The Democratic Party often struggles to balance the conflicting demands of corporations and labor, and Mr. Furman’s appointment rang some alarm bells that Mr. Obama might be tilting toward the corporate side — a tilt that Mr. Rubin says does not exist. He argued in an interview on Wednesday that his views were essentially in line with Mr. Obama’s already stated policies.

“I totally support Obama,” Mr. Rubin said, acknowledging his long allegiance to Hillary Clinton. “I was not going to leave Hillary until she pulled out,” he said, adding: “I think Barack Obama is very well equipped to provide the presidential leadership that the country very badly needs in a rapidly changing world.”

Mr. Furman, who served as an adviser in John Kerry's 2004 campaign for president, came to his new post suddenly on Monday, moving hastily to Chicago, where Mr. Obama has his headquarters. Until Friday, he was director of the Hamilton Project, a policy research operation founded by Mr. Rubin, who is now chairman of the executive committee at Citigroup. Mr. Rubin provides financing for the project, along with other wealthy Democrats.

Of particular concern to labor is the Hamilton approach to trade. While labor wants restrictions that would preserve jobs, the Rubin camp wants free trade that might cost jobs but would be offset by a broader safety net channeling more income support and job training to the job losers. Mr. Obama talks of “fair” trade agreements that include labor and environmental standards, a position that falls short of what Mr. Sweeney has in mind.

In his statement criticizing Mr. Furman’s appointment, Mr. Sweeney said, “The fact that our country’s economic policies have become so dominated by the Wall Street agenda — and that it is causing working families real pain — is a top issue we will be raising with Senator Obama.”

This is a very good sign for the labor movement, we'll see how Obama moves from here to see if it's also a good sign for progressive economic politics in an Obama administration. One of organized Labor's problems has been it's inability to pressure the democratic leadership on labor issues, and stop the party from siding with big business interests. Well, clearly as this story shows that divide is alive and well, but the good news is that the labor movement is making their displeasure known, and hopefully that can serve as a warning the Obama campaign to stop fucking up.

Like I said, doing this isn't just the right thing to do, it's smart politics. It bothers becayse I think this stuff is horrific policy wise... but it bothers me just as much that he's associating with clods who think republican-lite economic policy will help him win elections. That's really dangerous, because these fucks obviously have trouble adding up their own win-loss records.

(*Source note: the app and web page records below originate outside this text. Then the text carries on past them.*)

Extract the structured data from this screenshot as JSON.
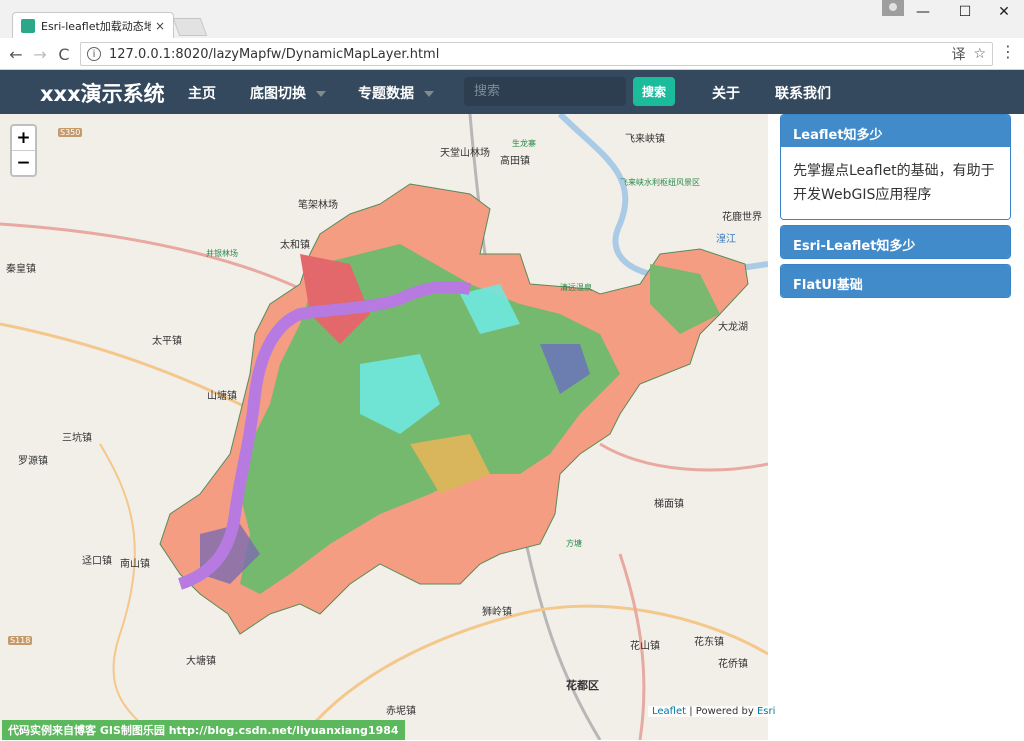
{
  "browser": {
    "tab_title": "Esri-leaflet加载动态地图",
    "tab_close": "×",
    "url": "127.0.0.1:8020/lazyMapfw/DynamicMapLayer.html",
    "back": "←",
    "forward": "→",
    "reload": "C",
    "translate_icon": "译",
    "bookmark_icon": "☆",
    "menu": "⋮",
    "minimize": "—",
    "maximize": "☐",
    "close": "✕"
  },
  "navbar": {
    "brand": "xxx演示系统",
    "home": "主页",
    "basemap": "底图切换",
    "thematic": "专题数据",
    "search_placeholder": "搜索",
    "search_button": "搜索",
    "about": "关于",
    "contact": "联系我们"
  },
  "map": {
    "zoom_in": "+",
    "zoom_out": "−",
    "attribution_leaflet": "Leaflet",
    "attribution_sep": " | Powered by ",
    "attribution_esri": "Esri",
    "credit": "代码实例来自博客 GIS制图乐园 http://blog.csdn.net/liyuanxiang1984",
    "labels": {
      "tiantang": "天堂山林场",
      "gaotian": "高田镇",
      "feilaixia": "飞来峡镇",
      "bijia": "笔架林场",
      "taihe": "太和镇",
      "qinhuang": "秦皇镇",
      "taiping": "太平镇",
      "shantang": "山塘镇",
      "sankeng": "三坑镇",
      "luoyuan": "罗源镇",
      "tiekou": "迳口镇",
      "nanshan": "南山镇",
      "datang": "大塘镇",
      "chipi": "赤坭镇",
      "huadu": "花都区",
      "shiling": "狮岭镇",
      "huashan": "花山镇",
      "huadong": "花东镇",
      "huaqiao": "花侨镇",
      "titian": "梯面镇",
      "dalonghu": "大龙湖",
      "huaxie": "花鹿世界",
      "s350": "S350",
      "s118": "S118",
      "jingli": "井银林场",
      "shenglong": "生龙寨",
      "feilai_park": "飞来峡水利枢纽风景区",
      "qingyuan_hot": "清远温泉",
      "fangbiao": "方塘",
      "huachi": "湟江"
    }
  },
  "sidebar": {
    "panels": [
      {
        "title": "Leaflet知多少",
        "body": "先掌握点Leaflet的基础，有助于开发WebGIS应用程序"
      },
      {
        "title": "Esri-Leaflet知多少"
      },
      {
        "title": "FlatUI基础"
      }
    ]
  },
  "colors": {
    "navbar": "#34495e",
    "search_btn": "#1abc9c",
    "panel_heading": "#428bca",
    "credit_bg": "#5cb85c"
  }
}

Here's how he recovers. At the start of next week, he goes to Ohio or Michigan, and he announces that he will co-sponsor a truly progressive bill, the TRADE Act. That would assure labor that he isn't selling them out (and making sure they give 110% to elect him) in addition to giving star power to an important piece of legislation. There's not a chance in hell of this happening, but hey, more free advice can't hurt right?


  1. It's nice to know that with regard to global trade we'll be voting in a one-party system. I hope he's not serious about this guy.

  2. Like I've always said, the man is not a progressive. I fear this is one of the first of a long string of future heartbreaks. But (sigh) he's what we've got.